People talk a lot about the Yankees-Red Sox rivalry, but it hasn’t truly been a rivalry in many years. It’s been a decade since they finished within less than six games of each other in the standings. Manny Ramirez, Nomar Garciaparra, Jason Varitek, Pedro Martinez, Derek Jeter, Mariano Rivera, Alex Rodriguez and everyone else who made this Boston-New York games interesting are retired. Heck, David Ortiz held up a “RE2PECT” sign when Derek Jeter retired. There’s no bad blood here anymore. To the extent people talk about this allegedly “bitter rivalry,” they’re engaging in early 21st century nostalgia.
But the trade Brian Cashman made for Todd Frazier, David Robertson, and Tommy Kahnle last night makes things a bit more interesting than it has been for some time.

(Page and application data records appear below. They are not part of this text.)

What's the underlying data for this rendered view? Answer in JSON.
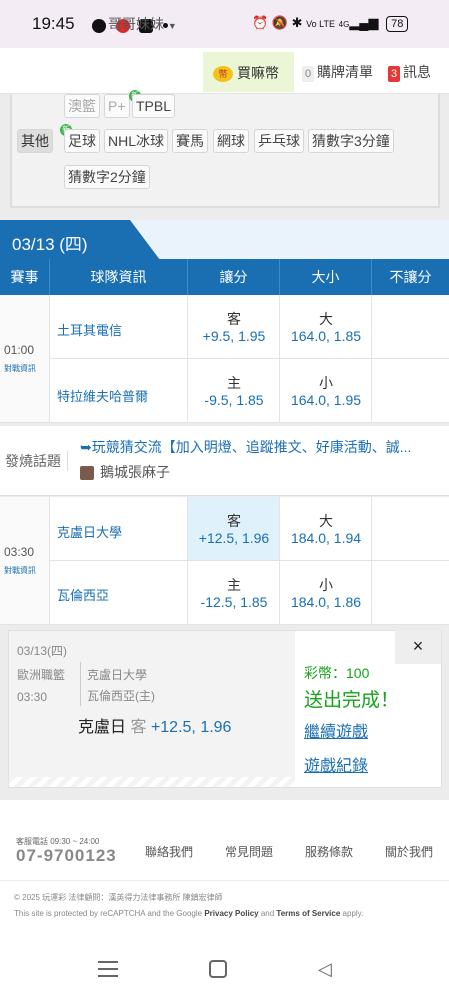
{
  "status_bar": {
    "time": "19:45",
    "battery": "78",
    "network": "4G"
  },
  "topbar": {
    "sibling": "哥哥妹妹",
    "buy_coins": "買嘛幣",
    "purchase_list_count": "0",
    "purchase_list": "購牌清單",
    "message_count": "3",
    "messages": "訊息"
  },
  "sports_panel": {
    "row1": [
      "澳籃",
      "P+",
      "TPBL"
    ],
    "other_label": "其他",
    "row2": [
      "足球",
      "NHL冰球",
      "賽馬",
      "網球",
      "乒乓球",
      "猜數字3分鐘"
    ],
    "row3": [
      "猜數字2分鐘"
    ]
  },
  "date_tab": "03/13 (四)",
  "table_headers": [
    "賽事",
    "球隊資訊",
    "讓分",
    "大小",
    "不讓分"
  ],
  "games": [
    {
      "time": "01:00",
      "info_link": "對戰資訊",
      "away_team": "土耳其電信",
      "home_team": "特拉維夫哈普爾",
      "away_spread_label": "客",
      "away_spread": "+9.5, 1.95",
      "home_spread_label": "主",
      "home_spread": "-9.5, 1.85",
      "over_label": "大",
      "over": "164.0, 1.85",
      "under_label": "小",
      "under": "164.0, 1.95"
    },
    {
      "time": "03:30",
      "info_link": "對戰資訊",
      "away_team": "克盧日大學",
      "home_team": "瓦倫西亞",
      "away_spread_label": "客",
      "away_spread": "+12.5, 1.96",
      "home_spread_label": "主",
      "home_spread": "-12.5, 1.85",
      "over_label": "大",
      "over": "184.0, 1.94",
      "under_label": "小",
      "under": "184.0, 1.86"
    }
  ],
  "hot_topic": {
    "label": "發燒話題",
    "link": "➥玩競猜交流【加入明燈、追蹤推文、好康活動、誠...",
    "user": "鵝城張麻子"
  },
  "bet_slip": {
    "date": "03/13(四)",
    "league": "歐洲職籃",
    "time": "03:30",
    "team1": "克盧日大學",
    "team2": "瓦倫西亞(主)",
    "pick_team": "克盧日",
    "pick_side": "客",
    "pick_odds": "+12.5, 1.96",
    "coins": "彩幣：100",
    "status": "送出完成！",
    "continue": "繼續遊戲",
    "history": "遊戲紀錄",
    "close": "×"
  },
  "footer": {
    "phone_label": "客服電話 09:30 ~ 24:00",
    "phone": "07-9700123",
    "links": [
      "聯絡我們",
      "常見問題",
      "服務條款",
      "關於我們"
    ],
    "copyright": "© 2025 玩運彩 法律顧問：漢英得力法律事務所 陳鎮宏律師",
    "recaptcha_pre": "This site is protected by reCAPTCHA and the Google",
    "privacy": "Privacy Policy",
    "and": "and",
    "terms": "Terms of Service",
    "apply": "apply."
  },
  "colors": {
    "primary": "#1a6fb3",
    "selected": "#dff1fb",
    "success": "#16a31c",
    "alert": "#e53935"
  }
}
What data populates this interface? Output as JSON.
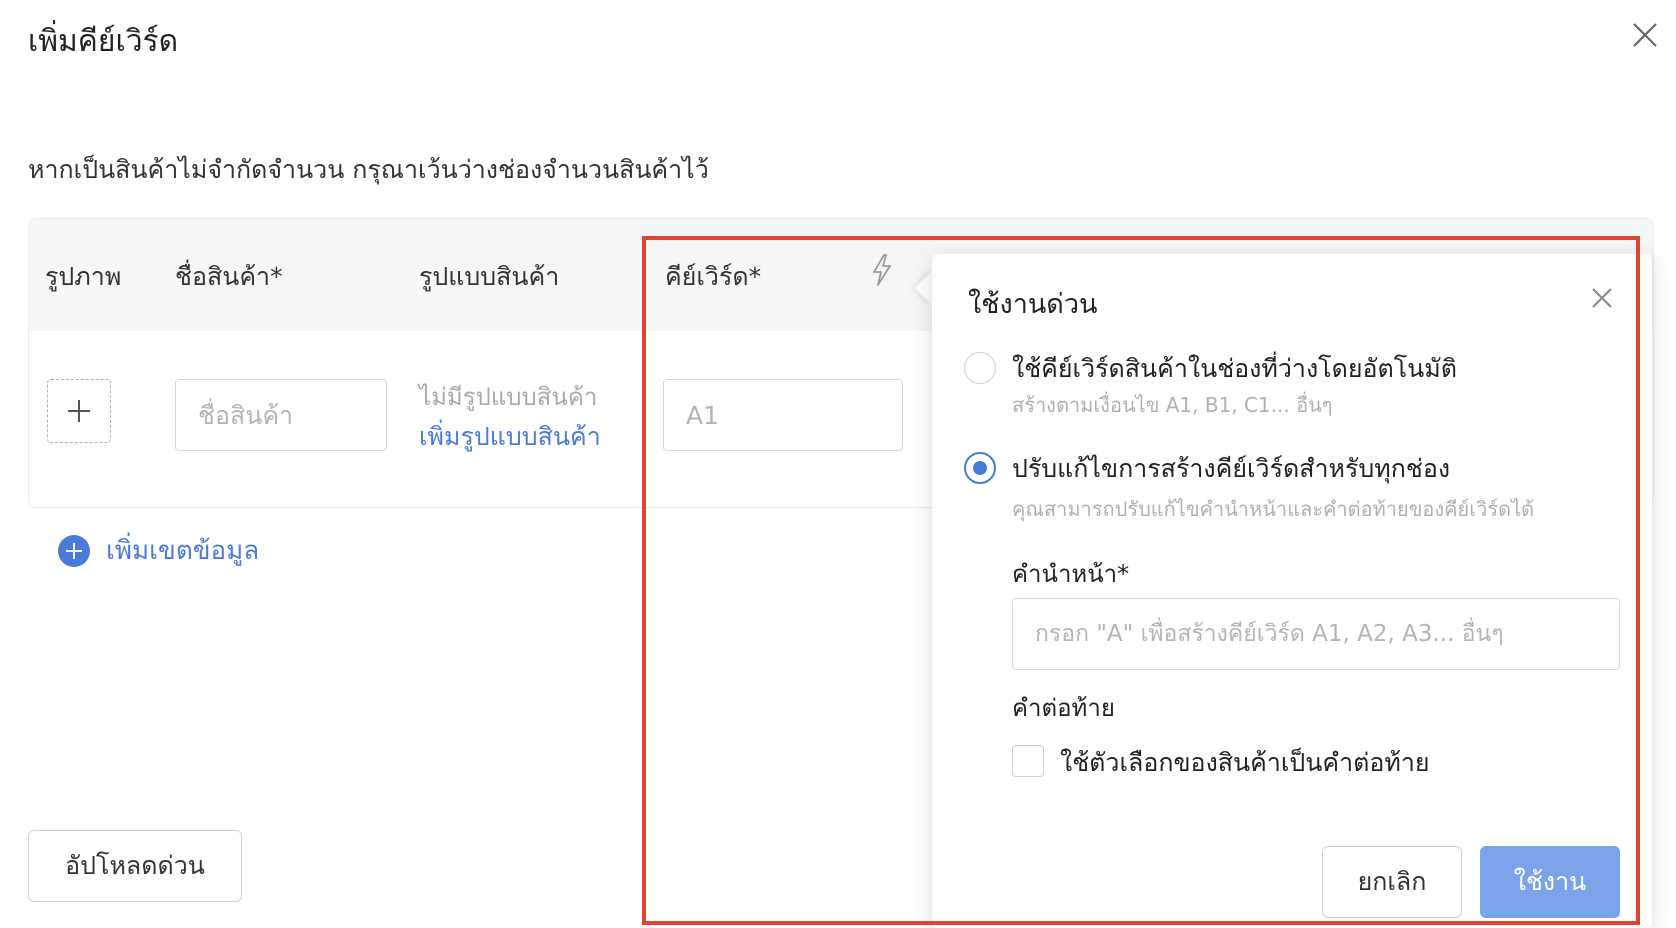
{
  "modal": {
    "title": "เพิ่มคีย์เวิร์ด",
    "notice": "หากเป็นสินค้าไม่จำกัดจำนวน กรุณาเว้นว่างช่องจำนวนสินค้าไว้"
  },
  "table": {
    "headers": {
      "image": "รูปภาพ",
      "product_name": "ชื่อสินค้า*",
      "variant": "รูปแบบสินค้า",
      "keyword": "คีย์เวิร์ด*"
    },
    "row": {
      "product_name_placeholder": "ชื่อสินค้า",
      "no_variant_text": "ไม่มีรูปแบบสินค้า",
      "add_variant_link": "เพิ่มรูปแบบสินค้า",
      "keyword_placeholder": "A1"
    }
  },
  "add_field_label": "เพิ่มเขตข้อมูล",
  "quick_upload_label": "อัปโหลดด่วน",
  "quick_use": {
    "title": "ใช้งานด่วน",
    "option_auto": {
      "label": "ใช้คีย์เวิร์ดสินค้าในช่องที่ว่างโดยอัตโนมัติ",
      "sub": "สร้างตามเงื่อนไข A1, B1, C1... อื่นๆ",
      "selected": false
    },
    "option_custom": {
      "label": "ปรับแก้ไขการสร้างคีย์เวิร์ดสำหรับทุกช่อง",
      "sub": "คุณสามารถปรับแก้ไขคำนำหน้าและคำต่อท้ายของคีย์เวิร์ดได้",
      "selected": true
    },
    "prefix_label": "คำนำหน้า*",
    "prefix_placeholder": "กรอก \"A\" เพื่อสร้างคีย์เวิร์ด A1, A2, A3... อื่นๆ",
    "suffix_label": "คำต่อท้าย",
    "suffix_checkbox_label": "ใช้ตัวเลือกของสินค้าเป็นคำต่อท้าย",
    "suffix_checked": false,
    "cancel_label": "ยกเลิก",
    "apply_label": "ใช้งาน"
  },
  "colors": {
    "accent": "#4a7bd6",
    "apply_button": "#7aa3ea",
    "highlight_border": "#e0432f",
    "table_header_bg": "#f5f6f8"
  },
  "icons": [
    "close-icon",
    "lightning-icon",
    "plus-icon",
    "plus-circle-icon"
  ]
}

On one level it changes things because it’s a signal that the Yankees, who have struggled of late after a surprisingly good first half, are truly going for it this year. That they would be wasn’t a given. This was supposed to be a rebuilding year of sorts, with young players like Aaron Judge, Gary Sanchez and Clint Frazier getting used to the grind of a full season while New York’s well-stocked farm system matures. The idea: whatever happened this year was gravy, but true, sustained contention for the Yankees would be in the coming years, not in 2017.
While it may have been disappointing for fans, it would’ve been completely reasonable for the Yankees to smile at what they’ve done this year but to stand pat at the deadline, realizing that they’ll have better chances in the future. With Masahiro Tanaka eligible to opt out after this year and with CC Sabathia and Michael Pineda in walk years (and in Pineda’s case, injured) they need to address their rotation for the coming seasons. Those are long-term concerns, not immediate competitive ones, not necessarily amenable to a big splash. By making this trade, however, New York is signaling that it is, without question, shooting to make up the 3.5 games separating them and their rivals from Boston in 2017.
On another level, something about this trade gives us that 2003-2004 feeling in that, as the Yankees improved themselves, they also closed off a potential avenue for the Red Sox to do the same.
Boston has made no secret of its desire to fix its dreadful third base situation and over the weekend there were reports that they were interested in acquiring Frazier to do so. And, like almost every other team, they could stand to add relievers. By taking the best third baseman and arguably the best available bullpen arm in Frazier and Robertson, the Yankees made a bold, ready-for-storyline-based-columns move in the zero-sum competition with Boston.
I don’t expect all of this to translate into Varitek-Rodriguez-style face-shoving or Pedro Martinez-style bulletin board material, but it certainly makes the Red Sox-Yankees a a bit more interesting than it’s been of late. At the very least it should help tighten things up between the east coast rivals in the AL East and give those of us who remember the Boston-New York rivalry of the early 2000s something to talk about.
At least as long as the second place Rays don’t win 18 of 20 and bury them both. That would be a major bummer for us old guys and all the storyline writers, eh?